DAY NEWSROOM: REPORTERS
Born in Boston and raised in Maryland, Deborah Straszheim knew since she was a girl that she wanted to be a writer.
A quiet student who liked to observe, Straszheim spent her free time jotting down notes and creating stories, and once wrote a family newspaper describing the happenings in her house. Writing became her pastime, but it was also an empowering, purposeful exercise in which she realized she could create change, she said.
While her love of writing was lifelong, she wasn’t sure what type of writing she would do and how she could make a living doing it until she went to college.
At the University of Wisconsin, she began writing for the student-run newspaper, The Daily Cardinal, at a time when the newsroom had typesetters and editors still edited stories on paper, rather than computers.
“As soon as I went in there, I felt that was where I belonged,” she said. “I just loved it.”

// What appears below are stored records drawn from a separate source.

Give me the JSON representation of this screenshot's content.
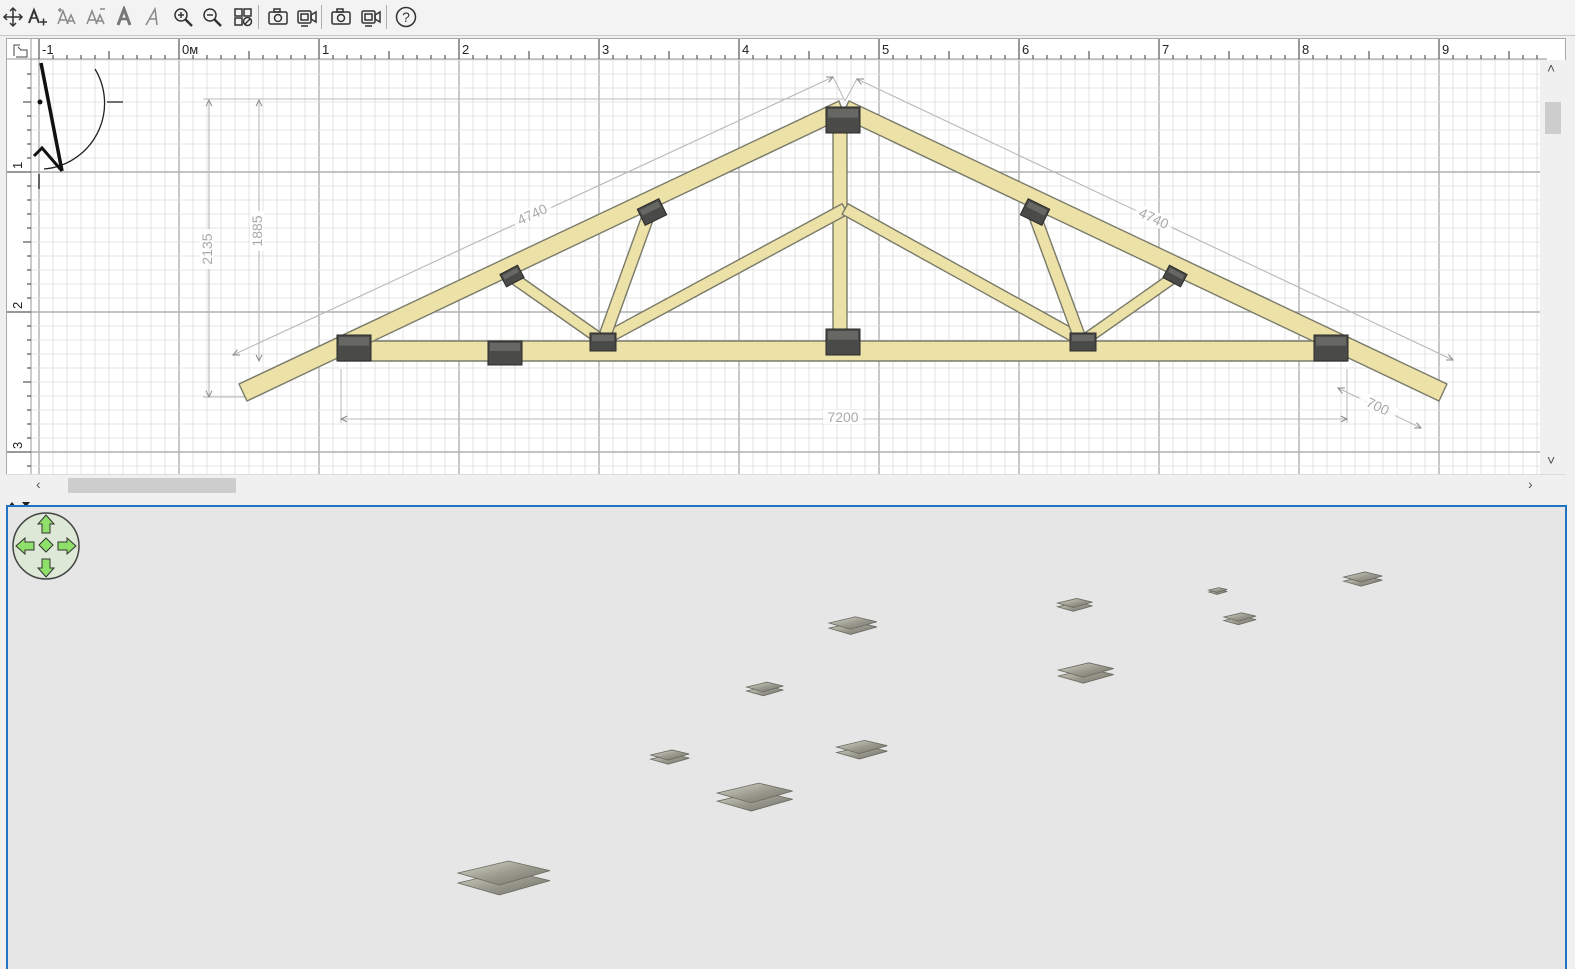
{
  "toolbar": {
    "buttons": [
      {
        "name": "move-tool-icon"
      },
      {
        "name": "add-text-icon",
        "glyph": "A+"
      },
      {
        "name": "font-size-up-icon",
        "glyph": "AA"
      },
      {
        "name": "font-size-down-icon",
        "glyph": "AA"
      },
      {
        "name": "bold-text-icon",
        "glyph": "A"
      },
      {
        "name": "italic-text-icon",
        "glyph": "A"
      },
      {
        "name": "zoom-in-icon"
      },
      {
        "name": "zoom-out-icon"
      },
      {
        "name": "layers-icon"
      },
      {
        "name": "camera-icon"
      },
      {
        "name": "video-camera-icon"
      },
      {
        "name": "camera-3d-icon"
      },
      {
        "name": "video-3d-icon"
      },
      {
        "name": "help-icon",
        "glyph": "?"
      }
    ]
  },
  "ruler": {
    "top_labels": [
      "-1",
      "0м",
      "1",
      "2",
      "3",
      "4",
      "5",
      "6",
      "7",
      "8",
      "9"
    ],
    "left_labels": [
      "1",
      "2",
      "3"
    ]
  },
  "dimensions": {
    "overall_height": "2135",
    "inner_height": "1885",
    "left_rafter": "4740",
    "right_rafter": "4740",
    "span": "7200",
    "overhang": "700"
  },
  "colors": {
    "timber_fill": "#ece2a8",
    "timber_stroke": "#7a7a6a",
    "plate": "#4a4a48",
    "grid_major": "#b0b0b0",
    "grid_minor": "#dcdcdc",
    "dim_line": "#b8b8b8",
    "view_border": "#1f74c3",
    "view_bg": "#e6e6e6",
    "nav_green": "#8ee06a"
  }
}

It was in college that she learned about advocacy journalism.
“You were a player in the community,” she said. “You had a role and a responsibility.”
Her first job out of college was reporting for The Gazette, a weekly newspaper in Montgomery County, Maryland. With a starting salary of less than $15,000 a year, she realized she would not make a lot of money as a reporter, but she loved it.
“I believed you could make a difference doing it,” she said.
After The Gazette, she moved on to daily newspapers, reporting for The MetroWest Daily News in Framingham, Mass., and then The Sun in Lowell, Mass., and The Daily Press in Newport News, Va.
Straszheim, who has three sons, ages 12, 15 and 17, and an adult daughter, then left the news business for 7 years to raise her young children.
She started back up as a reporter at The Norwich Bulletin and then worked for the Groton Patch site. About five years ago, she joined The Day, where she covers Groton government.
“You’re a part of the community, and I like that,” she said.
A humble person, Straszheim said being a journalist is not about seeking credit or accolades, but about having an interest in the place you are reporting on.
She recalls how she once wrote a story about children in a low-income neighborhood who assembled a makeshift skate park out of old pieces of furniture and a broken bay window.
While she said she can’t be sure the extent that it made a difference, the Parks and Recreation director in that town included that story in a grant application and the community received funding to create a park.
“This is not earth-shattering, but in that little corner of that community, the story made a difference – and that is why I do it,” she said.
By Deborah Straszheim